A Labor of Love: An Inside Look at Whelping


Breeder Connie and her puppies enjoy the nice weather outside. [Pictured: Yellow Lab mom dog sits with her puppies while they nurse.]

At Southeastern Guide Dogs, we deliver over 250 puppies each year, so our whelping team stays busy. Under the guidance of staff veterinarians Dr. Sharon Pindar and Dr. Kevin Conrad, this caring and well-trained team is always ready to help our future superheroes arrive and be with our moms at every step. Staffed 24 hours a day, seven days a week, the whelping team is prepared and ready.

Our moms-to-be are part of our breeder program and live with volunteer host families in private homes until about a week before their due dates. At this time, they return to campus and are checked in to a private whelping room inside our Whelping and Neonatal Care Wing in our Puppy Academy. These rooms provide a comfortable and sterile environment where our moms deliver their puppies.


One of Connie’s puppies at just one week old. Puppies start getting handled and loved by staff starting at birth. [Pictured: Newborn puppy with its eyes closed and tongue sticking out is held by hands.]

When she arrives, each mom receives a full physical exam and an X-ray to determine a “puppy count.” As the due date approaches, the team uses ultrasound to check the pups’ fetal heart rates, and bloodwork helps forecast and fine-tune an expected delivery date. At the first signs of labor, a team member stays in the room with mom at all times until after the delivery. Mother Nature often needs no assistance, but we are always there to give her a reassuring paw.

The average whelp takes about six hours, depending on the number of pups in the litter. If any issues occur, our veterinarians are a phone call away. If the need arises for a caesarean section, the procedure takes place here on campus in our state-of-the-art veterinary center.

When the puppies are born, the whelper weighs each baby and ties on a tiny colored ribbon, with each color representing the birth order and used for future identification. Each pup is given time to meet their mom and nurse, and then they are placed in an incubator to keep warm while mom is busy giving birth to their brothers and sisters.

After whelping, mom and pups are monitored closely as the veterinary and whelping teams make sure that everyone is healthy. The puppies are weighed two to three times per day for the first week to ensure everyone is thriving. While pups are fully weaned at six weeks, they remain with mom for nurture until seven weeks.

Meanwhile, mom’s host family is encouraged to visit throughout the process so moms don’t get homesick.
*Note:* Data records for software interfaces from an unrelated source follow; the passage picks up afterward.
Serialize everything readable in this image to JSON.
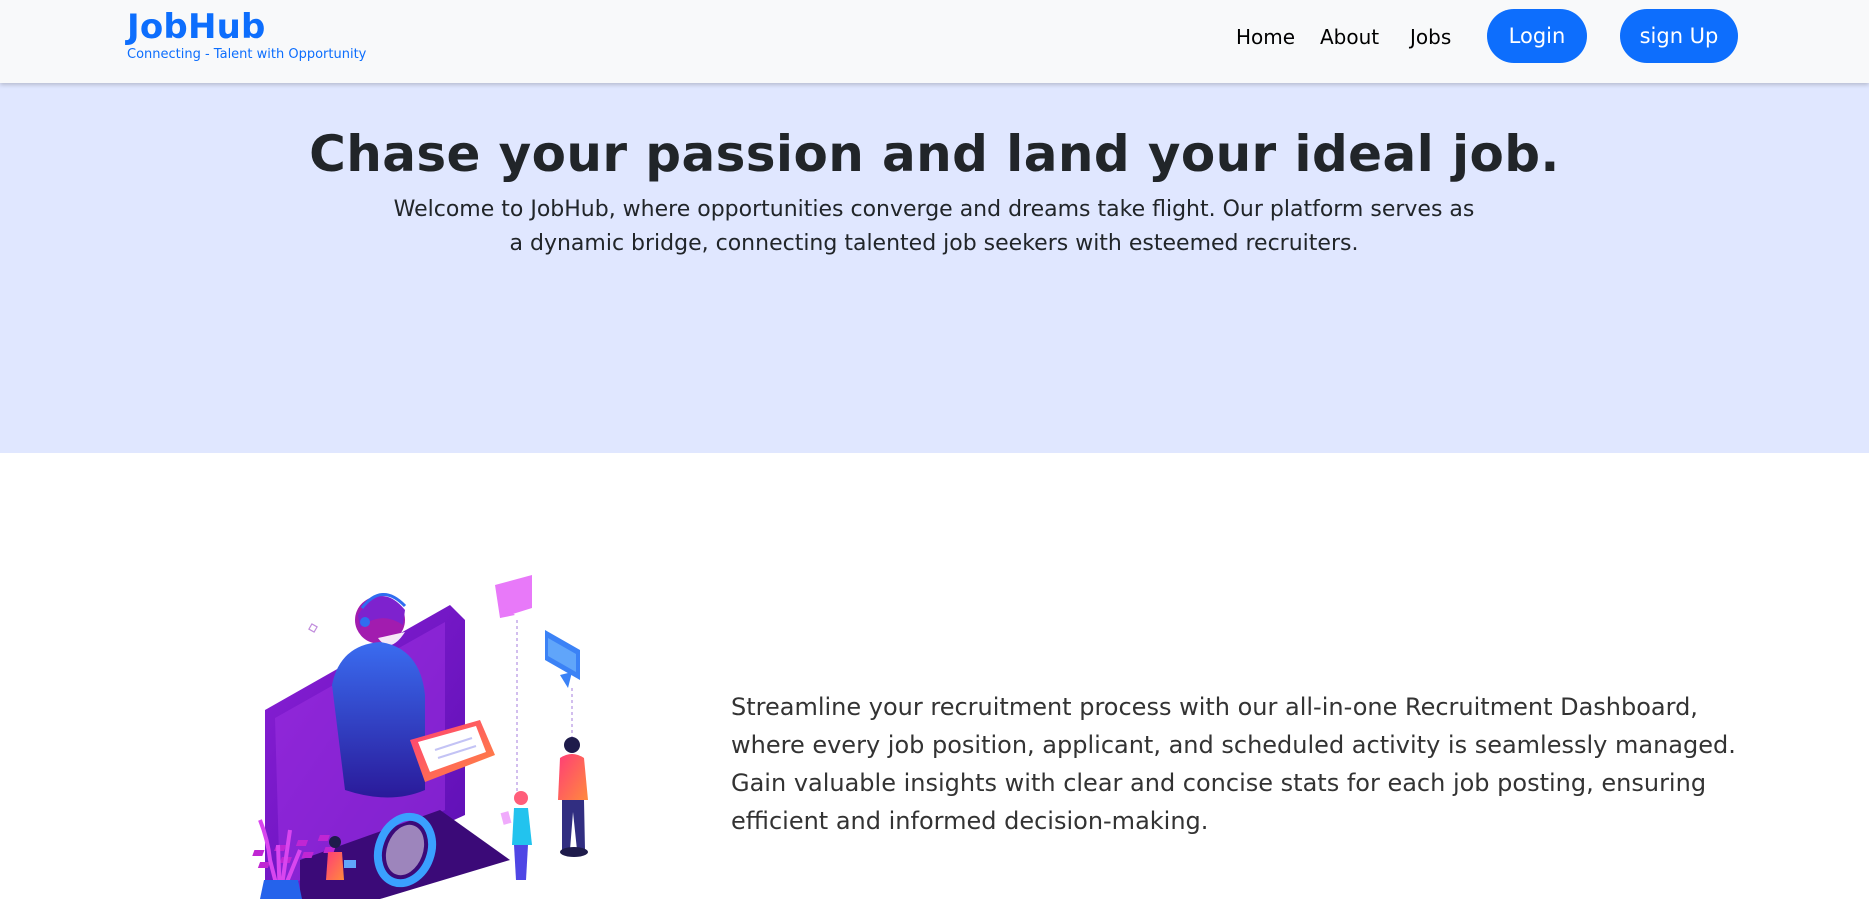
{
  "brand": {
    "name": "JobHub",
    "tagline": "Connecting - Talent with Opportunity",
    "color": "#0d6efd"
  },
  "nav": {
    "links": [
      "Home",
      "About",
      "Jobs"
    ],
    "login_label": "Login",
    "signup_label": "sign Up"
  },
  "hero": {
    "title": "Chase your passion and land your ideal job.",
    "subtitle": "Welcome to JobHub, where opportunities converge and dreams take flight. Our platform serves as a dynamic bridge, connecting talented job seekers with esteemed recruiters.",
    "background": "#e0e7ff"
  },
  "feature": {
    "illustration_icon": "recruiter-at-laptop-illustration",
    "text": "Streamline your recruitment process with our all-in-one Recruitment Dashboard, where every job position, applicant, and scheduled activity is seamlessly managed. Gain valuable insights with clear and concise stats for each job posting, ensuring efficient and informed decision-making."
  }
}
When pups are seven weeks old, the family takes mom home again. By this time, puppies are well into their puppy preschool education program and mom is ready for her home routine again.

Laying a strong foundation for our future superheroes may seem like a big job, but it’s a labor of love!

Posted on October 3, 2017 | Category: Blog